Restricted Access

Reason: Access restricted by the author. A copy can be requested for private research and study by contacting your institution's library service. This copy cannot be republished

Combating 'Ignorance... the greatest enemy of health': health education in Australia, 1945 – 1981.

posted on 2017-01-16, 23:08 authored by Stylianou, Marianna
In the second half of the twentieth century Australian state and federal governments became increasingly attracted to health education as a public health measure. This reflected the growing prevalence of lifestyle-related medical conditions during the period, whose onset and development were largely dependent on individuals' behaviour. How these health education policies and programs were implemented in post-war Australia has yet to receive sustained historical attention, and this thesis addresses this absence by examining government-implemented health education in the thirty-five years following World War Two. Three case studies were used to analyse governments' motives and methods for modifying citizens' health-related behaviour: school health education, the Australian Road Safety Council campaigns, and the 'Life. Be in it' program. Comparisons with health education programs that were developed outside of the stated time frame of the thesis were also made to highlight unique aspects of the case studies and to place them in their historical context. The underlying motivation of Australian governments was to increase citizens' economic productivity and to decrease health expenditure. However Australia's liberal democracy presented policymakers with an ethical dilemma of how to modify citizens' behaviour in a non-coercive manner. It was found that government-implemented health education programs endorsed the notion of self-responsibility to achieve this. By focusing on the responsibility of citizens, governments were also able to deflect attention away from areas where they could have made a greater investment or imposed stricter regulations on industry. Furthermore, the case studies demonstrated that health education policies and programs were shaped more by economic, cultural and political factors than by research or evidence-based practice. This was shown through the continued use of methods whose effectiveness had earlier been questioned or discredited. Health education's greatest contribution to public health during the period was raising awareness of health issues that facilitated the public's acceptance of more coercive government measures to modify behaviour. Through the exploration of policymakers' motives and methods, this study places post-war government-implemented health education in its historical context, which has thus far been neglected in accounts of Australian public health.

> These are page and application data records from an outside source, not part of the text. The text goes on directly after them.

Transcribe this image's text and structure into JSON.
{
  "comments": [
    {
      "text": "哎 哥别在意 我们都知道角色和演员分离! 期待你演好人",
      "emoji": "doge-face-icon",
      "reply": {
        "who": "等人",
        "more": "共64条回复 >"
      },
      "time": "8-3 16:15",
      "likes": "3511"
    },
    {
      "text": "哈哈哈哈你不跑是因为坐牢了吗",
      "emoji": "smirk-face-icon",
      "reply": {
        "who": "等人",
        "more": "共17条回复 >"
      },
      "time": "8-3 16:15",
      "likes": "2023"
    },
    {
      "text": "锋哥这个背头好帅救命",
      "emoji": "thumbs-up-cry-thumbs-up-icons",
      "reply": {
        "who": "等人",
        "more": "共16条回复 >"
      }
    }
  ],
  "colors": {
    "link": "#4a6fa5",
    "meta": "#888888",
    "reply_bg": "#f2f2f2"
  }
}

Principal supervisor

Christina Twomey

Year of Award


Department, School or Centre

School of Philosophical, Historical & International Studies


Doctor of Philosophy

Degree Type


Campus location



Faculty of Arts